BEGIN Data supplied

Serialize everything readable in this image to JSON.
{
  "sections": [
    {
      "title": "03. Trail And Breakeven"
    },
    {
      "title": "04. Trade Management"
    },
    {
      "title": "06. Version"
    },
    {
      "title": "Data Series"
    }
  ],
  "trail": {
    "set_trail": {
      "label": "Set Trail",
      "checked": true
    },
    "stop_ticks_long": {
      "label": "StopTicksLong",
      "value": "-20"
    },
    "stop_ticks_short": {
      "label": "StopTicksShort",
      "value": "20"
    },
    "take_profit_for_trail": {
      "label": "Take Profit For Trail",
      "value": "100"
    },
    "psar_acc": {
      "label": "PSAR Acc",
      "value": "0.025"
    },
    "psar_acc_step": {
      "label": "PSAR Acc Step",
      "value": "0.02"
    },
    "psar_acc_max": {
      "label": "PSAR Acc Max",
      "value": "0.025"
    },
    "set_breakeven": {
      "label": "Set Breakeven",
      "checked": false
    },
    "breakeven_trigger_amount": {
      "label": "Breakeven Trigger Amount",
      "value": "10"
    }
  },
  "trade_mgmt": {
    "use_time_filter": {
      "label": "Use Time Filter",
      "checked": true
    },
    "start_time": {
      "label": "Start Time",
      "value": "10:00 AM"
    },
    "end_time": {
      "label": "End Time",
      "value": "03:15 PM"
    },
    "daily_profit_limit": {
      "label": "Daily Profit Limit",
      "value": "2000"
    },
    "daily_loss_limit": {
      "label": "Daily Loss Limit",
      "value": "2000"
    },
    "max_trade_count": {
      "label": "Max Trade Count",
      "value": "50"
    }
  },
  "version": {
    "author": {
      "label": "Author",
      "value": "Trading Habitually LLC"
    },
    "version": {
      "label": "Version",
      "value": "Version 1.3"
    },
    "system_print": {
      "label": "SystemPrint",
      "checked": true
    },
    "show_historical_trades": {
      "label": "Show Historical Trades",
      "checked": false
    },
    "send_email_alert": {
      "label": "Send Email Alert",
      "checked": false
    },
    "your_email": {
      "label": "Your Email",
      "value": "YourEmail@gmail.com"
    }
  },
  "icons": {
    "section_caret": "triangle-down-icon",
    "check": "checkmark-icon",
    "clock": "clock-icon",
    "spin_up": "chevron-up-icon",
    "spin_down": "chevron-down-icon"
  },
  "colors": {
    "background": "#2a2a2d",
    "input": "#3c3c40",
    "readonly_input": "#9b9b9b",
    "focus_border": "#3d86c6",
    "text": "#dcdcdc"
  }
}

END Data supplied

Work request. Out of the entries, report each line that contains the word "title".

Solution to the exercise.
      "title": "03. Trail And Breakeven"
      "title": "04. Trade Management"
      "title": "06. Version"
      "title": "Data Series"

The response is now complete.